Start of Data shown

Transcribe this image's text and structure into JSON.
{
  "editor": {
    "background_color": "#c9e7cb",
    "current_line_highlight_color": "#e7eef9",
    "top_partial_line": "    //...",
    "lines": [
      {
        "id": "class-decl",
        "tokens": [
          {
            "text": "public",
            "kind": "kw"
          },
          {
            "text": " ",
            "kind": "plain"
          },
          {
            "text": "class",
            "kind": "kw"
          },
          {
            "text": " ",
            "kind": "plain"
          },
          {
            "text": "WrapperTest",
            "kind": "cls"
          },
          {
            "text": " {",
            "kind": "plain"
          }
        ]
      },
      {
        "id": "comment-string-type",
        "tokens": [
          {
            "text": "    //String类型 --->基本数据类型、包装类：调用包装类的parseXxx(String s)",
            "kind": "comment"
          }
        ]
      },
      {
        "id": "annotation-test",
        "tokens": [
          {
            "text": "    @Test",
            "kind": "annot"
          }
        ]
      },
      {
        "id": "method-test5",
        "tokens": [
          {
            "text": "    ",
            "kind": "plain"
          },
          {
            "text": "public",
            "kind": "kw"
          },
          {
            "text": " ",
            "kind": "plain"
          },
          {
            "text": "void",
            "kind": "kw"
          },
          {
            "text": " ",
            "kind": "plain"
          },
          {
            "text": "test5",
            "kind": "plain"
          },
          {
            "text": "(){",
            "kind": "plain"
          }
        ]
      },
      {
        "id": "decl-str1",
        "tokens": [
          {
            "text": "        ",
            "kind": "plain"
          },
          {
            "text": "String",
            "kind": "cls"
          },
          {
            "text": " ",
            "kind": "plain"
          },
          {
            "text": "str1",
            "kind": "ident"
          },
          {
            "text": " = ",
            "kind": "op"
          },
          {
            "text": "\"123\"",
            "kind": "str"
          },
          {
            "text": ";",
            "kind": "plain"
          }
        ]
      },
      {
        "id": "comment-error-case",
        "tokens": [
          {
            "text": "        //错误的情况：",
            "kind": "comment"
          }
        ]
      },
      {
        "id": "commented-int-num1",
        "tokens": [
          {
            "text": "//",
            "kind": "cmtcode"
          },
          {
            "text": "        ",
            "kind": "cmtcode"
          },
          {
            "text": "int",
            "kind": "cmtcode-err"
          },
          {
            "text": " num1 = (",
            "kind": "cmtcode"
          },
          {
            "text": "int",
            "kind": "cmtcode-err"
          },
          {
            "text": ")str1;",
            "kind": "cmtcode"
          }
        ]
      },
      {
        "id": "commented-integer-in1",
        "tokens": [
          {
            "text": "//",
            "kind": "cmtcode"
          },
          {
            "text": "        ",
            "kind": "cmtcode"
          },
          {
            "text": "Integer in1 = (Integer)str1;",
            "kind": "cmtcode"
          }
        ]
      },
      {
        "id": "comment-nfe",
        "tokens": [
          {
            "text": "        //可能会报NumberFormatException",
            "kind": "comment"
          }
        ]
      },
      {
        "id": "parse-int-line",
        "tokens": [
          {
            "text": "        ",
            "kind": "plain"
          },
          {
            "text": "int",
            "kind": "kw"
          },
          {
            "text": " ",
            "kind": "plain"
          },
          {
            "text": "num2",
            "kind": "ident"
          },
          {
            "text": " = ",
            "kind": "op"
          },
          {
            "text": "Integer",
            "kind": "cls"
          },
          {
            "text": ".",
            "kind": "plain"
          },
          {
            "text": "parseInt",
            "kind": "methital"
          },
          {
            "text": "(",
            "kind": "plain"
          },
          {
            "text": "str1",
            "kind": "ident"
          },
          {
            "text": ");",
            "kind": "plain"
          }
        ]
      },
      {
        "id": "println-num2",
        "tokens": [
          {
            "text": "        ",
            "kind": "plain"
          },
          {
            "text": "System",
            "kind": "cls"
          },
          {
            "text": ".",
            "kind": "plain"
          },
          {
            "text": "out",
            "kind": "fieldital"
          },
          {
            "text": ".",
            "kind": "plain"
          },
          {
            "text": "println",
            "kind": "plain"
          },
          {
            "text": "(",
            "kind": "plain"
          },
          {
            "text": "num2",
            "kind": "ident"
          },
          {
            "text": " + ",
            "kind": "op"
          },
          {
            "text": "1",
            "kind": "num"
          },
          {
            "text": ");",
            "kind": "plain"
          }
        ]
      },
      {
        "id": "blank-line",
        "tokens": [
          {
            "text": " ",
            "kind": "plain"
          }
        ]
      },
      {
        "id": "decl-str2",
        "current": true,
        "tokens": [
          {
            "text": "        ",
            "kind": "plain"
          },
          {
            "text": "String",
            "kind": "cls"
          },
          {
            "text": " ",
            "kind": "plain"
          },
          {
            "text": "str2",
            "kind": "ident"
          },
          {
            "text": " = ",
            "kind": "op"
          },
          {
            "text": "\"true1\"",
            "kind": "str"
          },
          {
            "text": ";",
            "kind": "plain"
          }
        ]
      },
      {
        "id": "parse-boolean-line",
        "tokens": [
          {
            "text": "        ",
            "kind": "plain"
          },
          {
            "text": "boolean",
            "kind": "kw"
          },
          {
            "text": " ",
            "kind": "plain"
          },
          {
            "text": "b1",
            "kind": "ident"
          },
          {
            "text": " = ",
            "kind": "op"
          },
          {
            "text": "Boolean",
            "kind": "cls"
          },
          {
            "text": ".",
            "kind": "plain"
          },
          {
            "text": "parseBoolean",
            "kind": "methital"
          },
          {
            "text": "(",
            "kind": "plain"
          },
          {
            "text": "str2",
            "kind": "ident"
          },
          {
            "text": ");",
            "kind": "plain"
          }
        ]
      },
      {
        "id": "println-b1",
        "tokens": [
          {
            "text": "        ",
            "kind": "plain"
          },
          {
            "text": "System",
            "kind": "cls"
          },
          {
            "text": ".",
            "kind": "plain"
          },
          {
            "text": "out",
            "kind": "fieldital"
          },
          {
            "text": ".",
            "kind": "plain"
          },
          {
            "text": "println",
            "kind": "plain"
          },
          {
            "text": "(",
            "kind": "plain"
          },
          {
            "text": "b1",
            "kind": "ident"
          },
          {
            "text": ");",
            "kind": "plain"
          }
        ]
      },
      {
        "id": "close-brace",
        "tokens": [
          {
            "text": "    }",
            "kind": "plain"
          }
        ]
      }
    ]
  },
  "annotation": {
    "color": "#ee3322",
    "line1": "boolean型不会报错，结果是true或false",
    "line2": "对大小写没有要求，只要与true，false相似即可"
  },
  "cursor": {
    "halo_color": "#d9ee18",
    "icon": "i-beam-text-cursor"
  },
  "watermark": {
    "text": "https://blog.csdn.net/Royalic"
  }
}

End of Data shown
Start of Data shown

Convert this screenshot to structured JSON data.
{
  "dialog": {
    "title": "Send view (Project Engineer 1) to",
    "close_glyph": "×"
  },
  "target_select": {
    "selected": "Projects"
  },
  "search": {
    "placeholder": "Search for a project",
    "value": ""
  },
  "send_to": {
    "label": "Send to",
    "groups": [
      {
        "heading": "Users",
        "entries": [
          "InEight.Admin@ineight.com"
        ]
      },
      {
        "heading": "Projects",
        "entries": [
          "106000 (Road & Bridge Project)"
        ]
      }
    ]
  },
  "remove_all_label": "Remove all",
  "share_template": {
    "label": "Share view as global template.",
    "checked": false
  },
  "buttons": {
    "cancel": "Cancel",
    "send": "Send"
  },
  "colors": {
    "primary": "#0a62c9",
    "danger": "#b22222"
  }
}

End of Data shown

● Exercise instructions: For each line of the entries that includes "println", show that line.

● Response to this exercise:
        "id": "println-num2",
            "text": "println",
        "id": "println-b1",
            "text": "println",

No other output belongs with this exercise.